╭─ DATA SUPPLIED
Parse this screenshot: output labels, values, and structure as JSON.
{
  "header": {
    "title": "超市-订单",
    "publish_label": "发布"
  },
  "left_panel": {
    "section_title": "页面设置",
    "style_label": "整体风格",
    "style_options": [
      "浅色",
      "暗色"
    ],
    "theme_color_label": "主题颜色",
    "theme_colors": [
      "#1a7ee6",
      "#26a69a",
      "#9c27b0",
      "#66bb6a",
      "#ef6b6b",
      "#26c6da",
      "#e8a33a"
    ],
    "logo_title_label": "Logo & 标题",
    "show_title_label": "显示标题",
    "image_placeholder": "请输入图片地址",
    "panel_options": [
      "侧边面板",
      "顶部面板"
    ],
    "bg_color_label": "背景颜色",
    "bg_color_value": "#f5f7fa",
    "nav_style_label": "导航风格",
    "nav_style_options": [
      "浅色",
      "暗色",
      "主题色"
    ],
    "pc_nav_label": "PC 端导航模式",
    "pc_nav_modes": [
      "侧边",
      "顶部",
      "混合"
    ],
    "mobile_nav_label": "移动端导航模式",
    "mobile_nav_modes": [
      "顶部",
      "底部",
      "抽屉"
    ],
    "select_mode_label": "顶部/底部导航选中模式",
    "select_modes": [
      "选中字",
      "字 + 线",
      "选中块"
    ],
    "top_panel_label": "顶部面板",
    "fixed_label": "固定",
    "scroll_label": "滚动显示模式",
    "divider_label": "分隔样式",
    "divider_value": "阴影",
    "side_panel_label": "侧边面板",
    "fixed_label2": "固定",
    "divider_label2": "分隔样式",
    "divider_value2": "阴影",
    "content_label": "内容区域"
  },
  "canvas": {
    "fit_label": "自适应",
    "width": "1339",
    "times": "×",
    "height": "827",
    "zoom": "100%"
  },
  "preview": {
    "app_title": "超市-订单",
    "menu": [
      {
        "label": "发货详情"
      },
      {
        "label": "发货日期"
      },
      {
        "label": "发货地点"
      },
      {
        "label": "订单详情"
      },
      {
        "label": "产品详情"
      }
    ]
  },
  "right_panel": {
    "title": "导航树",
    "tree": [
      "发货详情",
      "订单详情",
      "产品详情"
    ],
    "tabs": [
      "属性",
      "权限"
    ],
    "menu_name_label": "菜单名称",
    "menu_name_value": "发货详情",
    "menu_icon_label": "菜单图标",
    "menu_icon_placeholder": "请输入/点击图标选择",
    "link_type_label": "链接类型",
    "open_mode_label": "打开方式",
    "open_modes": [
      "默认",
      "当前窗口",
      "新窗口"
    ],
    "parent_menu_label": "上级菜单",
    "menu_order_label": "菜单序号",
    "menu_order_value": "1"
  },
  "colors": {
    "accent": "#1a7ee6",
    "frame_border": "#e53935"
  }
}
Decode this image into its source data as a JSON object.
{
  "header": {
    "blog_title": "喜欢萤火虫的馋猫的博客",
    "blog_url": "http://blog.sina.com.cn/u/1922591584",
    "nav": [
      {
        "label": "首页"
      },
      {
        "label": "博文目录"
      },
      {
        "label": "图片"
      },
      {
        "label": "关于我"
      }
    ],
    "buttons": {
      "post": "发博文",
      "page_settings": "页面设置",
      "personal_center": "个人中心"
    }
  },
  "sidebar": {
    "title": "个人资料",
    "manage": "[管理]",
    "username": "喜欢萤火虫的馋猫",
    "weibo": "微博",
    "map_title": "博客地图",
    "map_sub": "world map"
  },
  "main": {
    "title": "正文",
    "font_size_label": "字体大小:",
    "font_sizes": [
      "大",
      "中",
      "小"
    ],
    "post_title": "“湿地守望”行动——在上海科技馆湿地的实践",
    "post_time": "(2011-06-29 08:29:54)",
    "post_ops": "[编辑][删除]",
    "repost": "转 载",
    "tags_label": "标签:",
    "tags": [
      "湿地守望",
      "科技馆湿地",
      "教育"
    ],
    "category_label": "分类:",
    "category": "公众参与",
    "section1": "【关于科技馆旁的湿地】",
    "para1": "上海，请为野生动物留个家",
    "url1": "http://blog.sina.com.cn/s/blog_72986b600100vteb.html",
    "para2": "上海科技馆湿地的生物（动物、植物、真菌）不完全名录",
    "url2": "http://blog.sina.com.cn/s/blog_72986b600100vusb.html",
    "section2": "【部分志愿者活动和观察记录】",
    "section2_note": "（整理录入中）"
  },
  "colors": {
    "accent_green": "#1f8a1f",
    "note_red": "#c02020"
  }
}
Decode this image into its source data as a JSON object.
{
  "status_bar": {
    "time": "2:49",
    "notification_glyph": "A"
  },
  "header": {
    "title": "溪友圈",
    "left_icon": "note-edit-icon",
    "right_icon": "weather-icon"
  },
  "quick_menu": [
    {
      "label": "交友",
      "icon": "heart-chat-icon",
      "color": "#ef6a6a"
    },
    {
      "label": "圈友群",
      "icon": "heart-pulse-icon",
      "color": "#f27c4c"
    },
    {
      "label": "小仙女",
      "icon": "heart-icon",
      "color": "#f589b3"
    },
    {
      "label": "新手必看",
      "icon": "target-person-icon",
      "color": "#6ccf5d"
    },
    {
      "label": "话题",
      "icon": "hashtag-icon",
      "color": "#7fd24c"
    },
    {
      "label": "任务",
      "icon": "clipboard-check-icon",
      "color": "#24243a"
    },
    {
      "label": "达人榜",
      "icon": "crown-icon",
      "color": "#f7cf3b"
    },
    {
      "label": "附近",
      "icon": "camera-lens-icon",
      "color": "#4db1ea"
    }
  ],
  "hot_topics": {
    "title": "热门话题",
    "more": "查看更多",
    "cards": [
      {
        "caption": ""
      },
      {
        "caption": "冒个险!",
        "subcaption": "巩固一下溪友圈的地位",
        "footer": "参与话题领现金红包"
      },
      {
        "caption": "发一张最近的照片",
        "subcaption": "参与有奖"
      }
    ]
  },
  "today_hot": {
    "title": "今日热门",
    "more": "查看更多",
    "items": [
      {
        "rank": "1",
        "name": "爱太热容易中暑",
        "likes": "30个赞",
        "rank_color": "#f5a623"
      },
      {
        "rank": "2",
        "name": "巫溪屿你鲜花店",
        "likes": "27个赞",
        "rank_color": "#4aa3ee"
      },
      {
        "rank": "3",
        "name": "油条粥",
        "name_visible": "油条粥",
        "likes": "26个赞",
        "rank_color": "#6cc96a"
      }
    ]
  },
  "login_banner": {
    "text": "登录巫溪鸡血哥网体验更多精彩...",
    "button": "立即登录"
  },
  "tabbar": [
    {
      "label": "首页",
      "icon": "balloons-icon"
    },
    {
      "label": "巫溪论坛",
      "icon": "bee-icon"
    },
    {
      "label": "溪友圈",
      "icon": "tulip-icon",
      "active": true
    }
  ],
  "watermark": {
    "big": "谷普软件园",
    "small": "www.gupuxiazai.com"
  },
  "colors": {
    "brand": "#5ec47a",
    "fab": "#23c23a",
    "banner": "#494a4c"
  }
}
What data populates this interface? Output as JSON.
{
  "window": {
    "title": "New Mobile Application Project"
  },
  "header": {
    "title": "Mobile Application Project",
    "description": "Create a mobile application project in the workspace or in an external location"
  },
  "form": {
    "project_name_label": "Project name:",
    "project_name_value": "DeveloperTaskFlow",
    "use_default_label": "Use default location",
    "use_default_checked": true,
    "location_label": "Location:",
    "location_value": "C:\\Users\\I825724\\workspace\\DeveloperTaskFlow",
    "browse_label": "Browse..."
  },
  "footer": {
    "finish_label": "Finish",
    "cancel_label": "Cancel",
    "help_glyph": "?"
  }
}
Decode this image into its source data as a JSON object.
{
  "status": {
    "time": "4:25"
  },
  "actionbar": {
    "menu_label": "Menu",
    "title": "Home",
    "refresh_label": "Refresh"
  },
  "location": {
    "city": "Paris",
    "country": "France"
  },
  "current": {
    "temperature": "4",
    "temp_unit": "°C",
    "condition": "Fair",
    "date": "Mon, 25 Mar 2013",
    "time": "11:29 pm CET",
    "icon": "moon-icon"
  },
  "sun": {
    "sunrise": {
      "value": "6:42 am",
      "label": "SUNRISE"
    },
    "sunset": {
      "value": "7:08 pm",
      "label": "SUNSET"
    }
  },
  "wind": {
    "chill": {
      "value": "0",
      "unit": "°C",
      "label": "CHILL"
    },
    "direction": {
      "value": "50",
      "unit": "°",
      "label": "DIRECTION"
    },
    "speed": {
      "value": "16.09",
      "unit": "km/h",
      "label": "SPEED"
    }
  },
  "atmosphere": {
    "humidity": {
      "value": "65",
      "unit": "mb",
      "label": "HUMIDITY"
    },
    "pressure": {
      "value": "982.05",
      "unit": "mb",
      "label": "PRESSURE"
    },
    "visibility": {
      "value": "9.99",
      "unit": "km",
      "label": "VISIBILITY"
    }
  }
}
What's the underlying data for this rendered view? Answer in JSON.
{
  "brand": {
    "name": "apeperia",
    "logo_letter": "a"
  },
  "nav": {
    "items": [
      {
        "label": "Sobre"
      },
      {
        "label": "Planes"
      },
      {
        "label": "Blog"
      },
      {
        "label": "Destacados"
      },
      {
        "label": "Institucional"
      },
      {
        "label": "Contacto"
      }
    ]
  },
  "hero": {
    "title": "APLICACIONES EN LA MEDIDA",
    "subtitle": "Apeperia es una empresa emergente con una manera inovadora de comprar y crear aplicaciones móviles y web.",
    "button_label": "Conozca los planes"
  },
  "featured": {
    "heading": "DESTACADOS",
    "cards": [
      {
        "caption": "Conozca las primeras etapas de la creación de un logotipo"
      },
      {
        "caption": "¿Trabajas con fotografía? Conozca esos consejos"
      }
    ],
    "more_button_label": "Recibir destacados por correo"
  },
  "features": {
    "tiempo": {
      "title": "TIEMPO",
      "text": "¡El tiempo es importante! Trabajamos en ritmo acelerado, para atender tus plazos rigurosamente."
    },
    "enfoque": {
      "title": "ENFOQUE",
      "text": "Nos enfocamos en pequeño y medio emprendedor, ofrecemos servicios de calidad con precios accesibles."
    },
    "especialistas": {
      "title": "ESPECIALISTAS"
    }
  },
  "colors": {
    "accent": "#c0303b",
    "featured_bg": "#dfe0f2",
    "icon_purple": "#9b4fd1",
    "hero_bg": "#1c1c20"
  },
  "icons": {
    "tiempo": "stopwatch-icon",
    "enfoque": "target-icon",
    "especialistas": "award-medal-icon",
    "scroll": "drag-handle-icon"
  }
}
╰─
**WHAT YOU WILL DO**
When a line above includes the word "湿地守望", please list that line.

**WRITTEN RESPONSE**
    "post_title": "“湿地守望”行动——在上海科技馆湿地的实践",
      "湿地守望",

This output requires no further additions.